#### THE PROBLEM:
Tally the lines below that hold the string "Reasoning", and report the tally by itself.

*** DATA EXCERPTS

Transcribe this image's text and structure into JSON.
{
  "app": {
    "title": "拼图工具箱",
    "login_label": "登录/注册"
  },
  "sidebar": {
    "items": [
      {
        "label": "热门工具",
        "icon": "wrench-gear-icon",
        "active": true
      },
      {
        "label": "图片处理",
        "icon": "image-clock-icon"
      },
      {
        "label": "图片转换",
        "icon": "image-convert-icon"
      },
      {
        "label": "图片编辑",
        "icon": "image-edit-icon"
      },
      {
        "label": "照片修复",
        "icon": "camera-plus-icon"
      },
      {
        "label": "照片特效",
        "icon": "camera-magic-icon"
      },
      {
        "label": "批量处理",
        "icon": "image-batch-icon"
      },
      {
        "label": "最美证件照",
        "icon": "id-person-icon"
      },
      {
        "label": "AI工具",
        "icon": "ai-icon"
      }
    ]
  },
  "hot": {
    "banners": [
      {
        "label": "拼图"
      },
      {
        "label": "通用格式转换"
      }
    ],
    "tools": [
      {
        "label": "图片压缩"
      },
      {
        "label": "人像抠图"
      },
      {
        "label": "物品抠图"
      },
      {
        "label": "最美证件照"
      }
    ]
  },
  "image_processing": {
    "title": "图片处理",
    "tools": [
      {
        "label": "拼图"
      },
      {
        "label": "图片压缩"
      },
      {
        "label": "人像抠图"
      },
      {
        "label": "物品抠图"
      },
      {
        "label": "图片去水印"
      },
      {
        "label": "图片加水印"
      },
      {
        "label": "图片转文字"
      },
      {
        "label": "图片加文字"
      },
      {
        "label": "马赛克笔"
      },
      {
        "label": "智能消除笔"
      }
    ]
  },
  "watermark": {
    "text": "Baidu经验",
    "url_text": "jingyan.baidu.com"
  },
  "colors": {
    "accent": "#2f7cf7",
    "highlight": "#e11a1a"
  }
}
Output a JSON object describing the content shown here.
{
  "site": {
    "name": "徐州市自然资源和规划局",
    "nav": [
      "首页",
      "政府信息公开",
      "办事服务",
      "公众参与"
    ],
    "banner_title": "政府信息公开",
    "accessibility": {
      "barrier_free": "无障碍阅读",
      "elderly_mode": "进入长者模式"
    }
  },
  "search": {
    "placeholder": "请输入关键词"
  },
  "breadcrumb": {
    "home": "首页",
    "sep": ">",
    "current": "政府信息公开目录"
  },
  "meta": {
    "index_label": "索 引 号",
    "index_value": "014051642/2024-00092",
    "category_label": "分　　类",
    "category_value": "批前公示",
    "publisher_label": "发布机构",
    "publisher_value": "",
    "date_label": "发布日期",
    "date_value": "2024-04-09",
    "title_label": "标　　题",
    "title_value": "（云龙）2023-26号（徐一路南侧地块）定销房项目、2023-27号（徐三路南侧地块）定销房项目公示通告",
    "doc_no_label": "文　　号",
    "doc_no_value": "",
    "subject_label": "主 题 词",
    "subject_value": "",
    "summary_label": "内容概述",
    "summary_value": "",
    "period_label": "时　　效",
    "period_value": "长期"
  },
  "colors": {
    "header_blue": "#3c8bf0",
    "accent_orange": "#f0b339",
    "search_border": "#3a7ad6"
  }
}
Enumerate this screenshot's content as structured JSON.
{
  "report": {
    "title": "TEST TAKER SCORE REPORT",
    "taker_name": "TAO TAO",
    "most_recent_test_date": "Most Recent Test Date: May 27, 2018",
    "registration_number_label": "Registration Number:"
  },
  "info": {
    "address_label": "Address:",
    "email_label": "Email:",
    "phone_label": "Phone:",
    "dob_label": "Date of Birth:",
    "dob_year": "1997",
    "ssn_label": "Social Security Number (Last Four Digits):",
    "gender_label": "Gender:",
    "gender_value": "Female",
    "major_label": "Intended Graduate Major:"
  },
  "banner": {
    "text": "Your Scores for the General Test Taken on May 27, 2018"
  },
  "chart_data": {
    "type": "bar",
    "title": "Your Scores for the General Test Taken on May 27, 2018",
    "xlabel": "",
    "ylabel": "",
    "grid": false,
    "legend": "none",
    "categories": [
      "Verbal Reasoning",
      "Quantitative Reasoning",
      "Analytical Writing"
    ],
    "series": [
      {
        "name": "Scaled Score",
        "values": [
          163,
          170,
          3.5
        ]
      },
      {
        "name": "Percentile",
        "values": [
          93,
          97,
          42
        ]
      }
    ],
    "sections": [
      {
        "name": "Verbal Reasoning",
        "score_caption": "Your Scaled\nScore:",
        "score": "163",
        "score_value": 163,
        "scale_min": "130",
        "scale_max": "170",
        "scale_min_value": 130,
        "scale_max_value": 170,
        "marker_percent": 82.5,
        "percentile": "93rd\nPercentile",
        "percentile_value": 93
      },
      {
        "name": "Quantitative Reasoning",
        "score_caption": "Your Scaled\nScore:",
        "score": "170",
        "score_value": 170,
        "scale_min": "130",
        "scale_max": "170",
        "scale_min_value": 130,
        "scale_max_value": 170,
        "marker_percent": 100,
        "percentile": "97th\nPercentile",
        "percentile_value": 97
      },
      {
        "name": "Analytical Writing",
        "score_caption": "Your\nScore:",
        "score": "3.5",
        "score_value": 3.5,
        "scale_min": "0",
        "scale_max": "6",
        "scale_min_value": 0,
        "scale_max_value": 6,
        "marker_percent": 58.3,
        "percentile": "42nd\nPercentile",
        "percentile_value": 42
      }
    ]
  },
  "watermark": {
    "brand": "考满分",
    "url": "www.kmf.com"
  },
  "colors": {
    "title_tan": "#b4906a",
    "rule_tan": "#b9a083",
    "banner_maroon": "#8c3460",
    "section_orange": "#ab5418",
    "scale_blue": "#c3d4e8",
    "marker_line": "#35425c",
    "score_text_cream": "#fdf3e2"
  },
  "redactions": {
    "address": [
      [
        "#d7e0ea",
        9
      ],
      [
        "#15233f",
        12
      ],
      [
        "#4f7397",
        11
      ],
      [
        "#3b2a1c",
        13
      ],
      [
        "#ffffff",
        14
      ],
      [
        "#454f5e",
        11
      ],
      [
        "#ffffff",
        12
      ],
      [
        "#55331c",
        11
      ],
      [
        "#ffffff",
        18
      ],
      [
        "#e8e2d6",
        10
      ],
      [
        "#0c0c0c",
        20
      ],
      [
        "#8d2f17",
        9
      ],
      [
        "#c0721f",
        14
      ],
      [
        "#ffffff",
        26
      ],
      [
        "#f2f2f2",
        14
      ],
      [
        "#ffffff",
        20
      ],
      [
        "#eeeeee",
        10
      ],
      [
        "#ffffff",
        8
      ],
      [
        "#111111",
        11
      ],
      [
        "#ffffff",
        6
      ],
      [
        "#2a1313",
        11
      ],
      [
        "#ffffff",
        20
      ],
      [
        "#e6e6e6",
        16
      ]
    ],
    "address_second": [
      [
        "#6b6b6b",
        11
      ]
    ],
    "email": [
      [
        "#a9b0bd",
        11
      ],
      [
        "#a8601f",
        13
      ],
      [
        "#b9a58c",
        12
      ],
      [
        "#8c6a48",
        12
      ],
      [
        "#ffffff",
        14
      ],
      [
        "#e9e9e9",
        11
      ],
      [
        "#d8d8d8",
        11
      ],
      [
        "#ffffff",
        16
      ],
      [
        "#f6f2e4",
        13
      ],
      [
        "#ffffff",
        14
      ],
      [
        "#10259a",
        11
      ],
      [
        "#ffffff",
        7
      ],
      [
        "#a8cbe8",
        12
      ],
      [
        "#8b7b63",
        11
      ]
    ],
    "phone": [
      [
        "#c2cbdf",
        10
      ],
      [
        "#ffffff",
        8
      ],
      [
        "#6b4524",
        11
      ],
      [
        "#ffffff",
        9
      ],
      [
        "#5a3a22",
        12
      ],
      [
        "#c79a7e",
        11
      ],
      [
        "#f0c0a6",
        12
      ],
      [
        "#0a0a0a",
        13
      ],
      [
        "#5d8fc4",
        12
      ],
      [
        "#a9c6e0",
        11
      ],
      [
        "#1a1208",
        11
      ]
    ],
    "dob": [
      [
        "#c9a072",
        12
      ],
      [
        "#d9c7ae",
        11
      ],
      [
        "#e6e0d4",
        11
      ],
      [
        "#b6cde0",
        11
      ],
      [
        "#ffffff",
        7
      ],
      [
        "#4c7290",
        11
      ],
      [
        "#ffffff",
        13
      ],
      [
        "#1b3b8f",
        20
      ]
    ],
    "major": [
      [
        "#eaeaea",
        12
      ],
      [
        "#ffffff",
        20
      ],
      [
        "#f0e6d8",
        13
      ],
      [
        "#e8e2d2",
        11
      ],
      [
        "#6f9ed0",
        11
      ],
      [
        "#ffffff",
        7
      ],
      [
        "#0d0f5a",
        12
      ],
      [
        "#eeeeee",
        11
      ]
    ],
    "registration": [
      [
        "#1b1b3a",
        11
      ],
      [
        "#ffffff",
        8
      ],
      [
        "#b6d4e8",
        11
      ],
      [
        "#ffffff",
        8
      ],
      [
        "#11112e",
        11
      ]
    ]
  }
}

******

#### EXPECTED ANSWER:
4